It said the pilots could have committed the error of putting their feet on the brake pedals during takeoff because they were more used to flying another plane with that foot position.
The aircraft built in 1993 and operated by the small Yak-Servis airline overran the airstrip, wheeled for a further 450 metres (about 1,500 feet) before finally taking off.
The aircrew could have aborted the takeoff and stopped safely within the runway, the report said.
After reaching a height of only five to six metres, the plane crashed, falling partly into a river, and burst into flames.

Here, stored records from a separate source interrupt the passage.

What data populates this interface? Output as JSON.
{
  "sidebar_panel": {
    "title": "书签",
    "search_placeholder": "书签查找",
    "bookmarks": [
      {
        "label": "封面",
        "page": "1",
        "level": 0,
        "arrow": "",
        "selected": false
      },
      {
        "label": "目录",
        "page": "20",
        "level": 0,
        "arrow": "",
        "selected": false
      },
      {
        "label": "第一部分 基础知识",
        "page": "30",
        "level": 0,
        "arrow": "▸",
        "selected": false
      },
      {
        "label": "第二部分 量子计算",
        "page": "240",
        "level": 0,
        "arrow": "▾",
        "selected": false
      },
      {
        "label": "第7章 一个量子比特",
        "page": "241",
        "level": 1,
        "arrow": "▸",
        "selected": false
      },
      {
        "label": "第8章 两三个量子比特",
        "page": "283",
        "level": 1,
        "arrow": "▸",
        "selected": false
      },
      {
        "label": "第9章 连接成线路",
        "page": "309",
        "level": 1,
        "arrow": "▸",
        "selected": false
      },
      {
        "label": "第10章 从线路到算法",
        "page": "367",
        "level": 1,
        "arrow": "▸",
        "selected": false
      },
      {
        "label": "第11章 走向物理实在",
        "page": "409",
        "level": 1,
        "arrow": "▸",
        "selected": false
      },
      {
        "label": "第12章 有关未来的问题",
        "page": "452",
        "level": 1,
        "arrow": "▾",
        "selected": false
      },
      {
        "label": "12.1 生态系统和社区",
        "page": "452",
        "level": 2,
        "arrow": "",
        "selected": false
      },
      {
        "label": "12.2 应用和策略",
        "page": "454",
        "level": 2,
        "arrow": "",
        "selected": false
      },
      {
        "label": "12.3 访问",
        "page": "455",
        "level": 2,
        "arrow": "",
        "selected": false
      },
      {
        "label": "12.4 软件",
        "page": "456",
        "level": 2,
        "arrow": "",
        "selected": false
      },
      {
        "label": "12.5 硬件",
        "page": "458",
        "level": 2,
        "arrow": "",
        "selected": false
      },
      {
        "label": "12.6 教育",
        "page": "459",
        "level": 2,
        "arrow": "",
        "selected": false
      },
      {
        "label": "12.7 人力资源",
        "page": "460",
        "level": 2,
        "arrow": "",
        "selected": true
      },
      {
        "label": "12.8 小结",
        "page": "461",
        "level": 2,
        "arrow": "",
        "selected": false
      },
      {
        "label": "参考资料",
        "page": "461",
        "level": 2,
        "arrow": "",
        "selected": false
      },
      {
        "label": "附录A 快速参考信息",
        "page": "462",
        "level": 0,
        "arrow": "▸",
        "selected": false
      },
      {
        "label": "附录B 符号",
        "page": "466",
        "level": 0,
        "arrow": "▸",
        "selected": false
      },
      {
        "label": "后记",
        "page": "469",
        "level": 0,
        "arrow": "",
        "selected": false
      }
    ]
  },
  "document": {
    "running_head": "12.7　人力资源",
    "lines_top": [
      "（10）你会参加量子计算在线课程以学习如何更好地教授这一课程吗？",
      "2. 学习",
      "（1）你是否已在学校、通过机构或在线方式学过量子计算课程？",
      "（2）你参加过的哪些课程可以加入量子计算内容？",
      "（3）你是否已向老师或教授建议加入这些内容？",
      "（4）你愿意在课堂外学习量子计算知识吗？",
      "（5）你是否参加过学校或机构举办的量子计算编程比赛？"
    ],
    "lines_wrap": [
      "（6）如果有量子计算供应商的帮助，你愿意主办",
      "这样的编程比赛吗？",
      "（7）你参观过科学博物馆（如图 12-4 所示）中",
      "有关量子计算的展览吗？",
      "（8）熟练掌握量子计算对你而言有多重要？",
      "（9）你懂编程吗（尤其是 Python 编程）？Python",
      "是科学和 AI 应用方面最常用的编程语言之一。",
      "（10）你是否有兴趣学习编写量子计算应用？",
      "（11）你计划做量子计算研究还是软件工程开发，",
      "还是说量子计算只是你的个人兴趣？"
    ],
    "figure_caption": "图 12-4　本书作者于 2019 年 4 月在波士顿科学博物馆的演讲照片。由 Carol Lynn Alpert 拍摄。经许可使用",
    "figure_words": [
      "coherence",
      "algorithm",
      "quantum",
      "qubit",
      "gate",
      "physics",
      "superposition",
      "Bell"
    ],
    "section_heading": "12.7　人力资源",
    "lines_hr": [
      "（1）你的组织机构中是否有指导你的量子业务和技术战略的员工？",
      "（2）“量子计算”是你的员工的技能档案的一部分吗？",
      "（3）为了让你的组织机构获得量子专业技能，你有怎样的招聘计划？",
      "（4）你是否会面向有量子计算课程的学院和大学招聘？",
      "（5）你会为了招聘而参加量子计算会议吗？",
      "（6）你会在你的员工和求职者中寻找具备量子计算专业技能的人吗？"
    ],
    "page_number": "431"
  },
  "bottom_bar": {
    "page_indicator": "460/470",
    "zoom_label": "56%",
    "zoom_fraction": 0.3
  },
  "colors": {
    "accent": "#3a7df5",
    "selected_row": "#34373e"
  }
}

The postmortem also found that the second pilot had taken phenobarbital, a barbiturate medication banned for use by pilots that would have slowed down his reactions, the committee said.
"In the body of the second pilot was discovered phenobarbital, a medication that slows down the central nervous system and is banned for use by pilots," Morozov.
In addition the second pilot had been diagnosed with nerve problems in his arms and legs that meant he would have difficulty in sensing how his feet were placed, Morozov said, adding that the condition should have barred him from flying.
The report slammed the airline for failing to ensure flight safety or to monitor its staff.
The crash prompted Russia's President Dmitry Medvedev to order his government to shut down unreliable airlines and raise penalties for air safety violations.
MAK earlier found that a plane crashed on a highway in northwestern Russia in June while attempting to land because of poor judgement by the crew, including a navigator with alcohol in his blood.
It also said that the errors of the Polish crew were the main reason that Polish President Lech Kaczynski's jet crashed in Russia last year, killing all onboard, a view only partially supported by Warsaw.
(c) 2011 AFP
Apr 20, 2015 - Dublin, Ireland